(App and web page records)

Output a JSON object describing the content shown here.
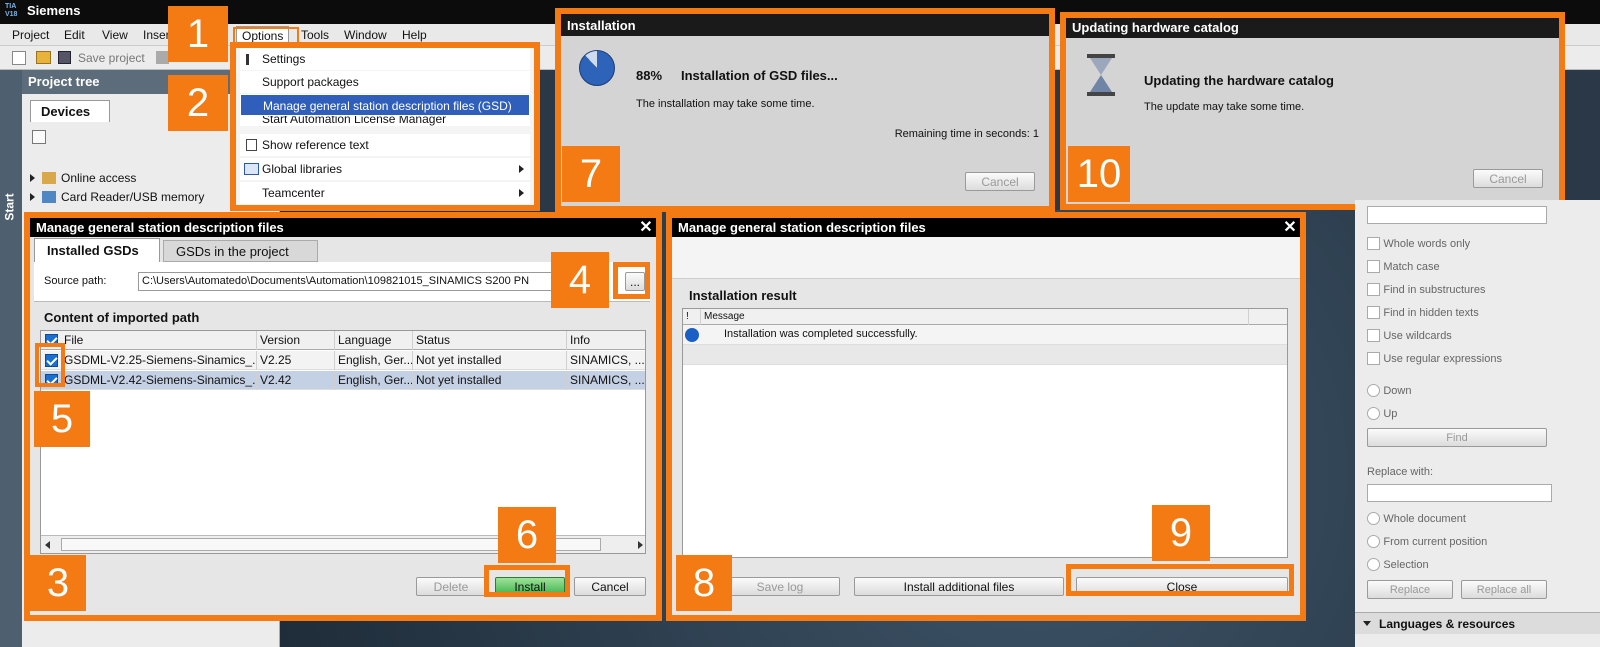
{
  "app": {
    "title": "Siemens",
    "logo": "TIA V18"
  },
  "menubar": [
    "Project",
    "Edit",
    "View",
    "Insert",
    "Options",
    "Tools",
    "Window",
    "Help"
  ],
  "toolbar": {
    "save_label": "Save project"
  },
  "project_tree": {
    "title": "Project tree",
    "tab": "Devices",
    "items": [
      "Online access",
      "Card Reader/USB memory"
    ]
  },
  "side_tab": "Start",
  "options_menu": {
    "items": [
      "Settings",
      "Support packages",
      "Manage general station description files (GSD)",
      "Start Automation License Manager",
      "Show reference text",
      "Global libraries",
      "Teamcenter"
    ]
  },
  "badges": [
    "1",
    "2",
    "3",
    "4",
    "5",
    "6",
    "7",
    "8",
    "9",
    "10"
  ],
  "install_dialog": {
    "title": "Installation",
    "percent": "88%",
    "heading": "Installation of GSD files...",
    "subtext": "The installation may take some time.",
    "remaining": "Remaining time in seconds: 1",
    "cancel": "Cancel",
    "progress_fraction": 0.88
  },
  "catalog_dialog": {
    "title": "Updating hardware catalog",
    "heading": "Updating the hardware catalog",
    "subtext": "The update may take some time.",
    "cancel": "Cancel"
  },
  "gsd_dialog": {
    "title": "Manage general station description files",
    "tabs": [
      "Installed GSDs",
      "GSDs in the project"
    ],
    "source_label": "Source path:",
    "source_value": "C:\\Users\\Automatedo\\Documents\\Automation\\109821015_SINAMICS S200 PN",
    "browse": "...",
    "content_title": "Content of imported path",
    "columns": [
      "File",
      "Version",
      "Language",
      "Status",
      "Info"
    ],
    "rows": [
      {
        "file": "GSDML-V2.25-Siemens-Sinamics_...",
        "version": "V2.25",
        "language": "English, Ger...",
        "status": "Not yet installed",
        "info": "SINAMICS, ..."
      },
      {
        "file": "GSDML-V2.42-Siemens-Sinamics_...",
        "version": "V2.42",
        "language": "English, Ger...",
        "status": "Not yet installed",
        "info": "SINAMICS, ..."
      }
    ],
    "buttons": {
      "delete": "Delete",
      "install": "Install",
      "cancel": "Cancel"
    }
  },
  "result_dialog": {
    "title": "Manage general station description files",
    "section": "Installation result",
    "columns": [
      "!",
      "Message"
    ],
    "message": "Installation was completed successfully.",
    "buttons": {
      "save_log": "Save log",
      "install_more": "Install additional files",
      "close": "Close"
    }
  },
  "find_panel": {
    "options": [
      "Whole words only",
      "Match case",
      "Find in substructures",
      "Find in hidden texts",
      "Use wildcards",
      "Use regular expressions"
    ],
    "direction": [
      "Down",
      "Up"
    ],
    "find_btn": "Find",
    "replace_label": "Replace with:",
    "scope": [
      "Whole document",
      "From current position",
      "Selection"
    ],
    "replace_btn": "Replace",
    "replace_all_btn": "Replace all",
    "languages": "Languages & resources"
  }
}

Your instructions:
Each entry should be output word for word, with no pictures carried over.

Output of the task:
Output a JSON object describing the content shown here.
{
  "app": {
    "title": "Siemens",
    "logo": "TIA V18"
  },
  "menubar": [
    "Project",
    "Edit",
    "View",
    "Insert",
    "Options",
    "Tools",
    "Window",
    "Help"
  ],
  "toolbar": {
    "save_label": "Save project"
  },
  "project_tree": {
    "title": "Project tree",
    "tab": "Devices",
    "items": [
      "Online access",
      "Card Reader/USB memory"
    ]
  },
  "side_tab": "Start",
  "options_menu": {
    "items": [
      "Settings",
      "Support packages",
      "Manage general station description files (GSD)",
      "Start Automation License Manager",
      "Show reference text",
      "Global libraries",
      "Teamcenter"
    ]
  },
  "badges": [
    "1",
    "2",
    "3",
    "4",
    "5",
    "6",
    "7",
    "8",
    "9",
    "10"
  ],
  "install_dialog": {
    "title": "Installation",
    "percent": "88%",
    "heading": "Installation of GSD files...",
    "subtext": "The installation may take some time.",
    "remaining": "Remaining time in seconds: 1",
    "cancel": "Cancel",
    "progress_fraction": 0.88
  },
  "catalog_dialog": {
    "title": "Updating hardware catalog",
    "heading": "Updating the hardware catalog",
    "subtext": "The update may take some time.",
    "cancel": "Cancel"
  },
  "gsd_dialog": {
    "title": "Manage general station description files",
    "tabs": [
      "Installed GSDs",
      "GSDs in the project"
    ],
    "source_label": "Source path:",
    "source_value": "C:\\Users\\Automatedo\\Documents\\Automation\\109821015_SINAMICS S200 PN",
    "browse": "...",
    "content_title": "Content of imported path",
    "columns": [
      "File",
      "Version",
      "Language",
      "Status",
      "Info"
    ],
    "rows": [
      {
        "file": "GSDML-V2.25-Siemens-Sinamics_...",
        "version": "V2.25",
        "language": "English, Ger...",
        "status": "Not yet installed",
        "info": "SINAMICS, ..."
      },
      {
        "file": "GSDML-V2.42-Siemens-Sinamics_...",
        "version": "V2.42",
        "language": "English, Ger...",
        "status": "Not yet installed",
        "info": "SINAMICS, ..."
      }
    ],
    "buttons": {
      "delete": "Delete",
      "install": "Install",
      "cancel": "Cancel"
    }
  },
  "result_dialog": {
    "title": "Manage general station description files",
    "section": "Installation result",
    "columns": [
      "!",
      "Message"
    ],
    "message": "Installation was completed successfully.",
    "buttons": {
      "save_log": "Save log",
      "install_more": "Install additional files",
      "close": "Close"
    }
  },
  "find_panel": {
    "options": [
      "Whole words only",
      "Match case",
      "Find in substructures",
      "Find in hidden texts",
      "Use wildcards",
      "Use regular expressions"
    ],
    "direction": [
      "Down",
      "Up"
    ],
    "find_btn": "Find",
    "replace_label": "Replace with:",
    "scope": [
      "Whole document",
      "From current position",
      "Selection"
    ],
    "replace_btn": "Replace",
    "replace_all_btn": "Replace all",
    "languages": "Languages & resources"
  }
}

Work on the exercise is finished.